Quantum physics is difficult to truly understand. Bohr has once said: “If quantum mechanics hasn't profoundly shocked you, you haven't understood it yet.” There are many practical applications of quantum mechanics like the transistor, nuclear power, laser, micro-chips, television etc., which are so successful that nowadays often an attitude of “shut up and calculate” is taken, ignoring and avoiding the questions of the deeper meaning – which still are far from understood.

Pauli and Jung

Pauli and Jung became fascinated by the same thought: that there exists a deeper reality behind quantum physics, which has the character of the unconscious. If this were true, then physics and depth psychology should be able to meet each other somewhere and hence penetrate deeper into the secrets of matter. Jung wrote: “Sooner or later nuclear physics and the psychology of the unconscious will approach each other when both, independent of each other and from opposite directions, proceed into the realm of the extrasensory.”

In a year long correspondence Jung and Pauli mutually inspired each other. Pauli was interested in a new language, called “neutral language,” which would encompass phenomena from physics as well as images from archetypes. But he did not overcome the barrier of scientific establishment although he did publish a book on the work of Kepler and Fludd4. On the other hand Jung, also hesitating a long time to publish his concept of synchronicity, was stimulated by the scientific approach of Pauli.

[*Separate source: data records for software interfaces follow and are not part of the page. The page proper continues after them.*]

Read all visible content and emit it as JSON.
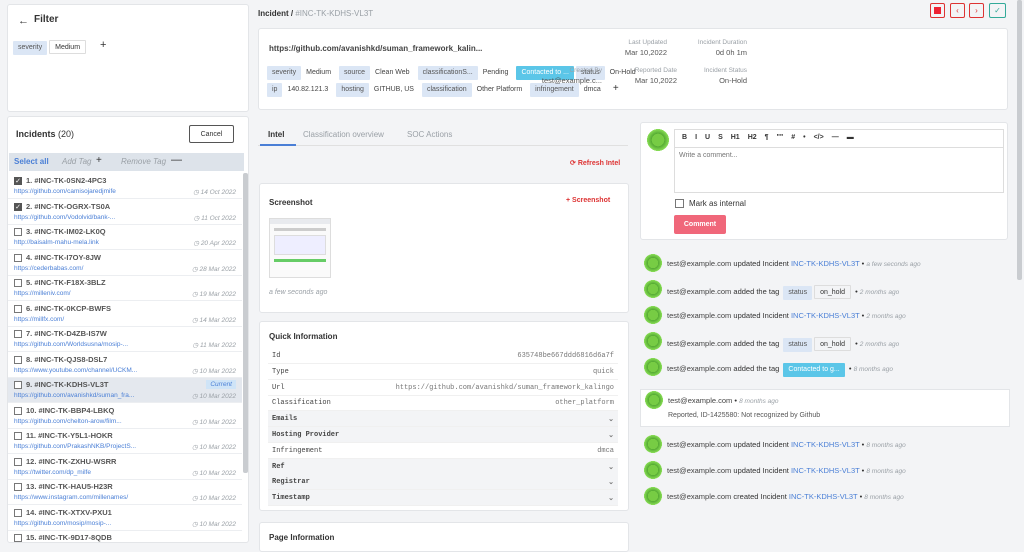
{
  "filter": {
    "title": "Filter",
    "chips": [
      {
        "key": "severity",
        "value": "Medium"
      }
    ]
  },
  "incidents": {
    "title": "Incidents",
    "count": "(20)",
    "cancel": "Cancel",
    "select_all": "Select all",
    "add_tag": "Add Tag",
    "remove_tag": "Remove Tag",
    "current_label": "Current",
    "items": [
      {
        "id": "1. #INC-TK-0SN2-4PC3",
        "url": "https://github.com/camisojaredjmife",
        "date": "14 Oct 2022",
        "checked": true
      },
      {
        "id": "2. #INC-TK-OGRX-TS0A",
        "url": "https://github.com/Vodolvid/bank-...",
        "date": "11 Oct 2022",
        "checked": true
      },
      {
        "id": "3. #INC-TK-IM02-LK0Q",
        "url": "http://baisalm-mahu-mela.link",
        "date": "20 Apr 2022",
        "checked": false
      },
      {
        "id": "4. #INC-TK-I7OY-8JW",
        "url": "https://cederbabas.com/",
        "date": "28 Mar 2022",
        "checked": false
      },
      {
        "id": "5. #INC-TK-F18X-3BLZ",
        "url": "https://milleniv.com/",
        "date": "19 Mar 2022",
        "checked": false
      },
      {
        "id": "6. #INC-TK-0KCP-BWFS",
        "url": "https://millfx.com/",
        "date": "14 Mar 2022",
        "checked": false
      },
      {
        "id": "7. #INC-TK-D4ZB-IS7W",
        "url": "https://github.com/Worldsusna/mosip-...",
        "date": "11 Mar 2022",
        "checked": false
      },
      {
        "id": "8. #INC-TK-QJS8-DSL7",
        "url": "https://www.youtube.com/channel/UCKM...",
        "date": "10 Mar 2022",
        "checked": false
      },
      {
        "id": "9. #INC-TK-KDHS-VL3T",
        "url": "https://github.com/avanishkd/suman_fra...",
        "date": "10 Mar 2022",
        "checked": false,
        "current": true
      },
      {
        "id": "10. #INC-TK-BBP4-LBKQ",
        "url": "https://github.com/chelton-arow/film...",
        "date": "10 Mar 2022",
        "checked": false
      },
      {
        "id": "11. #INC-TK-Y5L1-HOKR",
        "url": "https://github.com/PrakashNKB/ProjectS...",
        "date": "10 Mar 2022",
        "checked": false
      },
      {
        "id": "12. #INC-TK-ZXHU-WSRR",
        "url": "https://twitter.com/dp_milfe",
        "date": "10 Mar 2022",
        "checked": false
      },
      {
        "id": "13. #INC-TK-HAU5-H23R",
        "url": "https://www.instagram.com/millenames/",
        "date": "10 Mar 2022",
        "checked": false
      },
      {
        "id": "14. #INC-TK-XTXV-PXU1",
        "url": "https://github.com/mosip/mosip-...",
        "date": "10 Mar 2022",
        "checked": false
      },
      {
        "id": "15. #INC-TK-9D17-8QDB",
        "url": "",
        "date": "",
        "checked": false
      }
    ]
  },
  "header": {
    "crumb_label": "Incident /",
    "crumb_id": "#INC-TK-KDHS-VL3T"
  },
  "summary": {
    "url": "https://github.com/avanishkd/suman_framework_kalin...",
    "tags_row1": [
      {
        "k": "severity",
        "v": "Medium"
      },
      {
        "k": "source",
        "v": "Clean Web"
      },
      {
        "k": "classificationS...",
        "v": "Pending"
      },
      {
        "k": "Contacted to ...",
        "v": "",
        "highlight": true
      },
      {
        "k": "status",
        "v": "On-Hold"
      }
    ],
    "tags_row2": [
      {
        "k": "ip",
        "v": "140.82.121.3"
      },
      {
        "k": "hosting",
        "v": "GITHUB, US"
      },
      {
        "k": "classification",
        "v": "Other Platform"
      },
      {
        "k": "infringement",
        "v": "dmca"
      }
    ],
    "meta": [
      {
        "label": "Last Updated",
        "value": "Mar 10,2022"
      },
      {
        "label": "Incident Duration",
        "value": "0d 0h 1m"
      },
      {
        "label": "Created By",
        "value": "test@example.c..."
      },
      {
        "label": "Reported Date",
        "value": "Mar 10,2022"
      },
      {
        "label": "Incident Status",
        "value": "On-Hold"
      }
    ]
  },
  "tabs": [
    "Intel",
    "Classification overview",
    "SOC Actions"
  ],
  "refresh": "Refresh Intel",
  "screenshot": {
    "title": "Screenshot",
    "button": "Screenshot",
    "time": "a few seconds ago"
  },
  "quick": {
    "title": "Quick Information",
    "rows": [
      {
        "k": "Id",
        "v": "635748be667ddd6816d6a7f"
      },
      {
        "k": "Type",
        "v": "quick"
      },
      {
        "k": "Url",
        "v": "https://github.com/avanishkd/suman_framework_kalingo"
      },
      {
        "k": "Classification",
        "v": "other_platform"
      },
      {
        "k": "Emails",
        "v": "",
        "collapsible": true
      },
      {
        "k": "Hosting Provider",
        "v": "",
        "collapsible": true
      },
      {
        "k": "Infringement",
        "v": "dmca"
      },
      {
        "k": "Ref",
        "v": "",
        "collapsible": true
      },
      {
        "k": "Registrar",
        "v": "",
        "collapsible": true
      },
      {
        "k": "Timestamp",
        "v": "",
        "collapsible": true
      }
    ]
  },
  "page_info": {
    "title": "Page Information"
  },
  "editor": {
    "placeholder": "Write a comment...",
    "toolbar": [
      "B",
      "I",
      "U",
      "S",
      "H1",
      "H2",
      "¶",
      "\"\"",
      "#",
      "•",
      "</>",
      "—",
      "▬"
    ],
    "mark_internal": "Mark as internal",
    "comment": "Comment"
  },
  "activity": [
    {
      "user": "test@example.com",
      "action": "updated Incident",
      "target": "INC-TK-KDHS-VL3T",
      "time": "a few seconds ago"
    },
    {
      "user": "test@example.com",
      "action": "added the tag",
      "tag": "status",
      "tagv": "on_hold",
      "time": "2 months ago"
    },
    {
      "user": "test@example.com",
      "action": "updated Incident",
      "target": "INC-TK-KDHS-VL3T",
      "time": "2 months ago"
    },
    {
      "user": "test@example.com",
      "action": "added the tag",
      "tag": "status",
      "tagv": "on_hold",
      "time": "2 months ago"
    },
    {
      "user": "test@example.com",
      "action": "added the tag",
      "tag": "Contacted to g...",
      "tagv": "",
      "time": "8 months ago",
      "tagHighlight": true
    },
    {
      "user": "test@example.com",
      "action": "",
      "time": "8 months ago",
      "comment": "Reported, ID-1425580: Not recognized by Github"
    },
    {
      "user": "test@example.com",
      "action": "updated Incident",
      "target": "INC-TK-KDHS-VL3T",
      "time": "8 months ago"
    },
    {
      "user": "test@example.com",
      "action": "updated Incident",
      "target": "INC-TK-KDHS-VL3T",
      "time": "8 months ago"
    },
    {
      "user": "test@example.com",
      "action": "created Incident",
      "target": "INC-TK-KDHS-VL3T",
      "time": "8 months ago"
    }
  ]
}
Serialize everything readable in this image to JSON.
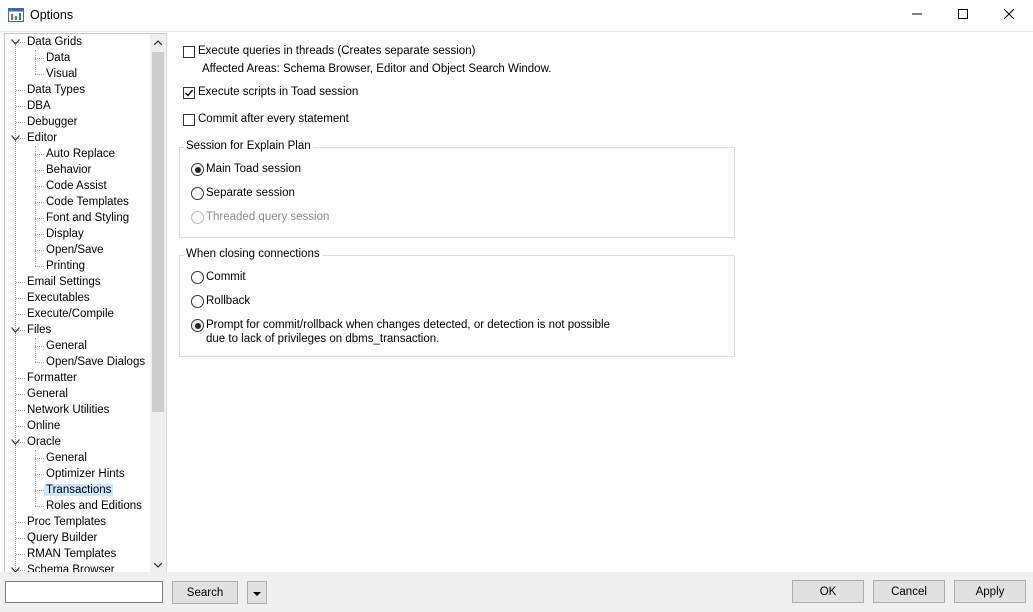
{
  "window": {
    "title": "Options"
  },
  "tree": {
    "items": [
      {
        "label": "Data Grids",
        "level": 0,
        "expander": "expanded"
      },
      {
        "label": "Data",
        "level": 1
      },
      {
        "label": "Visual",
        "level": 1
      },
      {
        "label": "Data Types",
        "level": 0
      },
      {
        "label": "DBA",
        "level": 0
      },
      {
        "label": "Debugger",
        "level": 0
      },
      {
        "label": "Editor",
        "level": 0,
        "expander": "expanded"
      },
      {
        "label": "Auto Replace",
        "level": 1
      },
      {
        "label": "Behavior",
        "level": 1
      },
      {
        "label": "Code Assist",
        "level": 1
      },
      {
        "label": "Code Templates",
        "level": 1
      },
      {
        "label": "Font and Styling",
        "level": 1
      },
      {
        "label": "Display",
        "level": 1
      },
      {
        "label": "Open/Save",
        "level": 1
      },
      {
        "label": "Printing",
        "level": 1
      },
      {
        "label": "Email Settings",
        "level": 0
      },
      {
        "label": "Executables",
        "level": 0
      },
      {
        "label": "Execute/Compile",
        "level": 0
      },
      {
        "label": "Files",
        "level": 0,
        "expander": "expanded"
      },
      {
        "label": "General",
        "level": 1
      },
      {
        "label": "Open/Save Dialogs",
        "level": 1
      },
      {
        "label": "Formatter",
        "level": 0
      },
      {
        "label": "General",
        "level": 0
      },
      {
        "label": "Network Utilities",
        "level": 0
      },
      {
        "label": "Online",
        "level": 0
      },
      {
        "label": "Oracle",
        "level": 0,
        "expander": "expanded"
      },
      {
        "label": "General",
        "level": 1
      },
      {
        "label": "Optimizer Hints",
        "level": 1
      },
      {
        "label": "Transactions",
        "level": 1,
        "selected": true
      },
      {
        "label": "Roles and Editions",
        "level": 1
      },
      {
        "label": "Proc Templates",
        "level": 0
      },
      {
        "label": "Query Builder",
        "level": 0
      },
      {
        "label": "RMAN Templates",
        "level": 0
      },
      {
        "label": "Schema Browser",
        "level": 0,
        "expander": "expanded"
      }
    ]
  },
  "options": {
    "threads_checkbox": {
      "label": "Execute queries in threads (Creates separate session)",
      "checked": false
    },
    "threads_note": "Affected Areas: Schema Browser, Editor and Object Search Window.",
    "scripts_checkbox": {
      "label": "Execute scripts in Toad session",
      "checked": true
    },
    "commit_checkbox": {
      "label": "Commit after every statement",
      "checked": false
    },
    "explain_group": {
      "title": "Session for Explain Plan",
      "options": [
        {
          "label": "Main Toad session",
          "selected": true,
          "enabled": true
        },
        {
          "label": "Separate session",
          "selected": false,
          "enabled": true
        },
        {
          "label": "Threaded query session",
          "selected": false,
          "enabled": false
        }
      ]
    },
    "closing_group": {
      "title": "When closing connections",
      "options": [
        {
          "label": "Commit",
          "selected": false
        },
        {
          "label": "Rollback",
          "selected": false
        },
        {
          "label": "Prompt for commit/rollback when changes detected, or detection is not possible",
          "label2": "due to lack of privileges on dbms_transaction.",
          "selected": true
        }
      ]
    }
  },
  "bottom": {
    "search_value": "",
    "search_button": "Search",
    "ok_button": "OK",
    "cancel_button": "Cancel",
    "apply_button": "Apply"
  },
  "colors": {
    "selection": "#cce8ff",
    "border": "#c8c8c8",
    "button_face": "#e1e1e1"
  }
}
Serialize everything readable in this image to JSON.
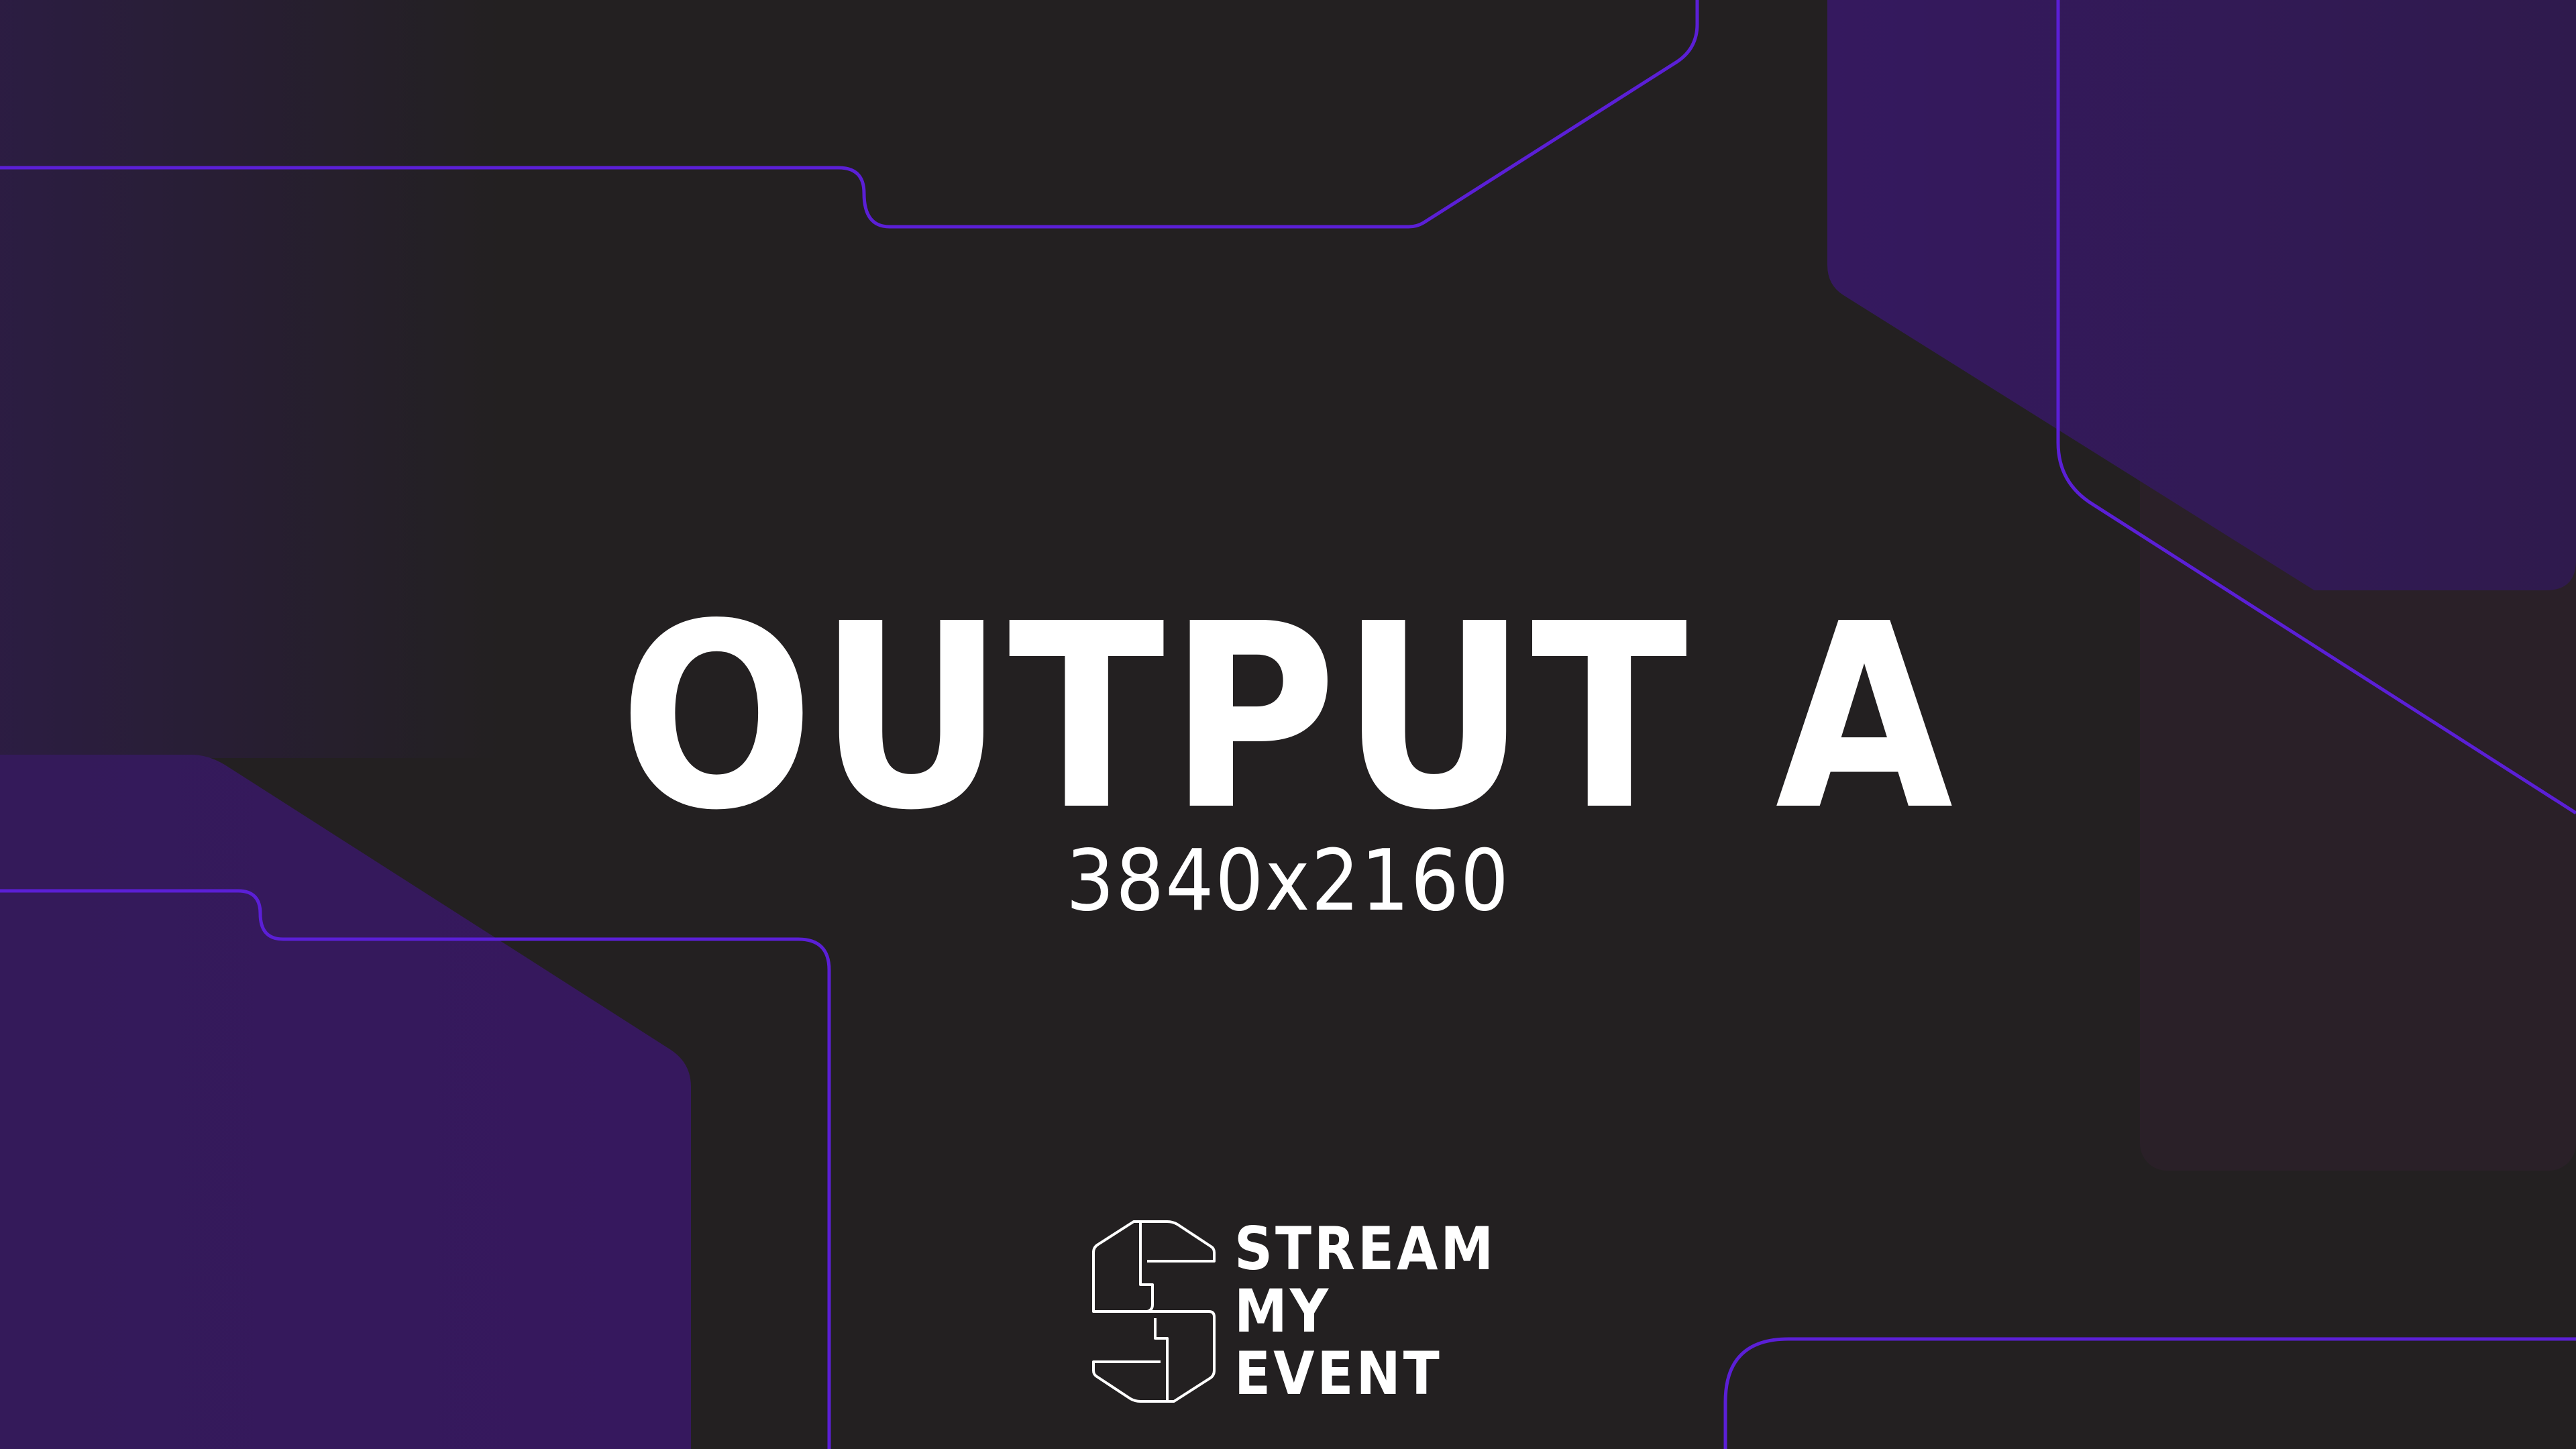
{
  "screen": {
    "title": "OUTPUT A",
    "resolution": "3840x2160"
  },
  "brand": {
    "line1": "STREAM",
    "line2": "MY",
    "line3": "EVENT"
  },
  "colors": {
    "background": "#232021",
    "accent_line": "#5b1fd6",
    "panel_purple": "#331a5c",
    "text": "#ffffff"
  }
}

Coming from two totally different fields of research Pauli and Jung found each other in the concept of an “Einheitliches Sein,” a “Unus Mundus,” which Jung defined as a transcendent unity beyond concepts of time and space. In Jungian terminology synchronicities, coincidences in an inner world and an outer world, find their basis in a psycho-physical reality. Pauli's life was full of synchronicities, and Pauli saw it as his major task to work on a new description of reality. Pauli saw links with synchronicity in the a-causal nature of quantum physics: on the quantum level cause and effect, even time and space, lose their classical meaning.


W. Pauli, The Influence of Archetypal Ideas on the Scientific Theories of Kepler, 1955, Routledge &
Kegan Paul, London. Originally: Naturerklärung und Psyche, 1952, Rascher Verlag, Zürich.
C. G. Jung, Psychology and Alchemy, 1944, 2nd ed. 1968 Collected Works Vol. 12 ISBN 0-691-1831-
6. London, Routledge.